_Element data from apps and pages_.
• • • •

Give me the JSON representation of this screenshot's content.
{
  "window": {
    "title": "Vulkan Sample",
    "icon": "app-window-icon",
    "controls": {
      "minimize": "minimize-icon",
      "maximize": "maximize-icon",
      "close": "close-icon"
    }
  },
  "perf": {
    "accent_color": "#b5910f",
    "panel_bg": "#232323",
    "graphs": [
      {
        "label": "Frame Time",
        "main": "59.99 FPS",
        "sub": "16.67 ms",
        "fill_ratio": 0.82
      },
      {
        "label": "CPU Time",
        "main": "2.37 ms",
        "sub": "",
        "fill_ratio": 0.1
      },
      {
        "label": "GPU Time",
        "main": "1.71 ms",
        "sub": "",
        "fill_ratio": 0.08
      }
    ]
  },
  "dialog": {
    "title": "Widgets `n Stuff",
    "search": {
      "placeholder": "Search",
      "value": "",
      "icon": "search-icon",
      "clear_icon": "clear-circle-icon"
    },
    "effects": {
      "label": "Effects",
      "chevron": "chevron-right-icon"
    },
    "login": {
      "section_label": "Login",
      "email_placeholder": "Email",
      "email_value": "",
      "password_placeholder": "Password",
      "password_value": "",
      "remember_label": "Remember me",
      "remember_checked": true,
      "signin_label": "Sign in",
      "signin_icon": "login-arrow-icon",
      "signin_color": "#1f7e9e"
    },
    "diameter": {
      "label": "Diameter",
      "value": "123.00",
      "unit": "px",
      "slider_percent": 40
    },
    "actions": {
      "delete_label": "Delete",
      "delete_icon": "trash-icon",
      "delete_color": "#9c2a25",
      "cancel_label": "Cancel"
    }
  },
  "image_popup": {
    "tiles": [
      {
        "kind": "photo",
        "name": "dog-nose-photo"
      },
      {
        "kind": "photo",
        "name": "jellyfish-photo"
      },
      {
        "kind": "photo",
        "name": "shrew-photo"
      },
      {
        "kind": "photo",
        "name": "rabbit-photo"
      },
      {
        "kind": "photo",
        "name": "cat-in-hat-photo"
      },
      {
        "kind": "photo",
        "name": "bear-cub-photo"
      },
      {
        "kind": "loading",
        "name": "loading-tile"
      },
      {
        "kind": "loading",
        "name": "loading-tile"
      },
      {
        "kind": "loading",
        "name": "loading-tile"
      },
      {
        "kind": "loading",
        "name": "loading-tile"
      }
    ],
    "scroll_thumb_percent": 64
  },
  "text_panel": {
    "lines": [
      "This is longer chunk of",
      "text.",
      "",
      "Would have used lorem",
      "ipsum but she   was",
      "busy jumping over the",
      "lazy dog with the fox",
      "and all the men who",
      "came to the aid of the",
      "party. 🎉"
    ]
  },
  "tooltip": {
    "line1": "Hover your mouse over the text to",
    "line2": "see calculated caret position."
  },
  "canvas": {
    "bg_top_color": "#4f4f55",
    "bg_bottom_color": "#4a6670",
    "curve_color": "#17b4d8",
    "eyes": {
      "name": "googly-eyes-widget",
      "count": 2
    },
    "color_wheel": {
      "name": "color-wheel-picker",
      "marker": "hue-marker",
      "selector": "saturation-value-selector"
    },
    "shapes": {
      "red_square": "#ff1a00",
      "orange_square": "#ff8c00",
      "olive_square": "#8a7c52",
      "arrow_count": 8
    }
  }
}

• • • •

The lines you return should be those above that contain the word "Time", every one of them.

        "label": "Frame Time",
        "label": "CPU Time",
        "label": "GPU Time",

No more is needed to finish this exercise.